Edited by Richard M. Reid
In early 1863, in the aftermath of Abraham Lincoln’s Emancipation Proclamation, Massachusetts began recruiting black soldiers to serve in the Civil War. Although the first regiment formed, the 54th Massachusetts, would become the best-known black regiment in the war, the second regiment raised, the 55th Massachusetts Volunteer Infantry, performed equally valuable service in the Union Army.
Burt Green Wilder, a Boston-born, Harvard-educated doctor-in-training, was among the first white officers commissioned to staff the 55th Massachusetts. Like other officers serving in the state’s African American units, Wilder was selected for his military experience, his “firm Anti-Slavery principles,” and his faith in the value of black troops. From the time he joined the 55th in May 1863 until the regiment was discharged in September 1865, Wilder recorded his experiences and observations. He described the day-to-day activities of a Civil War surgeon, the indignities suffered by black enlisted men at the hands of a War Department that denied them the same treatment offered to white troops, and the role of the regiment in the campaign around Charleston and in Florida.

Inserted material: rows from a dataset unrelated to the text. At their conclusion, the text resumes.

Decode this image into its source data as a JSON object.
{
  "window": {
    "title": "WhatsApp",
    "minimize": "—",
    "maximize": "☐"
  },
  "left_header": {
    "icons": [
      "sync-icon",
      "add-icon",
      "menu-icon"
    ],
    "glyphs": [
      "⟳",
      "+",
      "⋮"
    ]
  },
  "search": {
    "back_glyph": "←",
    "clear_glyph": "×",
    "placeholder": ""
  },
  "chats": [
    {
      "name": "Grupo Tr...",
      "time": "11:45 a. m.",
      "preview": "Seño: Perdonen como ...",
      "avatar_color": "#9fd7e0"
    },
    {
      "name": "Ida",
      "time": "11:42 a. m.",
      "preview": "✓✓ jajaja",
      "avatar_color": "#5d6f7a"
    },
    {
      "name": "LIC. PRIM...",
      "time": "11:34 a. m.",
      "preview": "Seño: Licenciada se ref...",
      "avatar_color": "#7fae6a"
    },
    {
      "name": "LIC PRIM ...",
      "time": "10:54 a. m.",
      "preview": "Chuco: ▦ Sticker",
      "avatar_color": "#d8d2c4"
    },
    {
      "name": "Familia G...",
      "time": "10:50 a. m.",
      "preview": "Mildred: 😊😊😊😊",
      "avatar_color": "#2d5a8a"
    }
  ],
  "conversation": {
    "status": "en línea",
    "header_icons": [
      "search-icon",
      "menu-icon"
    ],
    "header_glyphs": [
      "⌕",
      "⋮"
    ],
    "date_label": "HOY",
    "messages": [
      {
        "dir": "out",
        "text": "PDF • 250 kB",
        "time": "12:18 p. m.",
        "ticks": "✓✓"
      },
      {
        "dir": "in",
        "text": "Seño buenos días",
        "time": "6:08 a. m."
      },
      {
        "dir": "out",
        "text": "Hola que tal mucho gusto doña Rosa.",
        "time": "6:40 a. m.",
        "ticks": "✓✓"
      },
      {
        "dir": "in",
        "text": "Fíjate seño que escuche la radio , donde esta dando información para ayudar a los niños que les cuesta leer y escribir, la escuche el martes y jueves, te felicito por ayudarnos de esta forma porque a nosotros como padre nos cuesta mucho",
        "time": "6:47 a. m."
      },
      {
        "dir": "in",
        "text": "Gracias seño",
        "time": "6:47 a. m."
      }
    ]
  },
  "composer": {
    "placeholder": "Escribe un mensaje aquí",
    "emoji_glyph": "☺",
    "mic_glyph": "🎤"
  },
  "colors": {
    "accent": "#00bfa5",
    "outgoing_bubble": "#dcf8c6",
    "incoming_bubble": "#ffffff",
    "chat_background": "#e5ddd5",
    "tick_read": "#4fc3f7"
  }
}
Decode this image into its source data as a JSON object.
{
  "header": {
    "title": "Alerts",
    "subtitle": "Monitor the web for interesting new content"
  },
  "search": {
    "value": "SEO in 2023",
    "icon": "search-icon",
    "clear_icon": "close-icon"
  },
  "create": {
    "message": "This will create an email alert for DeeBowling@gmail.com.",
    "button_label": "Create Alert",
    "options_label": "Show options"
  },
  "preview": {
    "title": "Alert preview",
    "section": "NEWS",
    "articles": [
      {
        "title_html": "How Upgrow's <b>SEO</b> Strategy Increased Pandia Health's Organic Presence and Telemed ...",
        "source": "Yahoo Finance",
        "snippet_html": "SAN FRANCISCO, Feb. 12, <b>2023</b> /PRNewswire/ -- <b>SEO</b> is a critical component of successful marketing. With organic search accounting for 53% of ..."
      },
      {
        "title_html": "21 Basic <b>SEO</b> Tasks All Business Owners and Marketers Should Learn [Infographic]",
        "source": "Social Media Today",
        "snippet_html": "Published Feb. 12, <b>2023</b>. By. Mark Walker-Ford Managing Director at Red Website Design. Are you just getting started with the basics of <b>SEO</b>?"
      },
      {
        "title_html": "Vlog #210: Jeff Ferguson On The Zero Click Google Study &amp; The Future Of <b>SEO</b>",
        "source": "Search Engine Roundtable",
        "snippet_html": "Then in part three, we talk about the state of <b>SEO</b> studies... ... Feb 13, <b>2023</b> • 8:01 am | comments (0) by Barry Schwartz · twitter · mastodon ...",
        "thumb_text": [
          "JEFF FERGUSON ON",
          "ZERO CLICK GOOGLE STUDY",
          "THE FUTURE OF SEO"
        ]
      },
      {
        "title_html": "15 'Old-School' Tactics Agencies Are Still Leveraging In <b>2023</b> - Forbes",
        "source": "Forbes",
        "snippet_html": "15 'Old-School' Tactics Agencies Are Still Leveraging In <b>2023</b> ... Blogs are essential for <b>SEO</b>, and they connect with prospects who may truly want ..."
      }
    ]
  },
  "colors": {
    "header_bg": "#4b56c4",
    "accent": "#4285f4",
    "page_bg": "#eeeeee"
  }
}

Service in the southern states also allowed Wilder to indulge a passion for natural science and comparative anatomy, including the collection of unusual species, one of which—the spider known as Nephila wilderi—still bears his name. After the war he completed his medical studies at Harvard and joined the faculty of Cornell University, where he became a distinguished professor of zoology as well as an outspoken advocate of racial equality.
In his introduction to the volume, Richard M. Reid analyzes Burt Wilder’s diary and places it within the context of the war, the experience of African American troops, and Wilder’s life and career.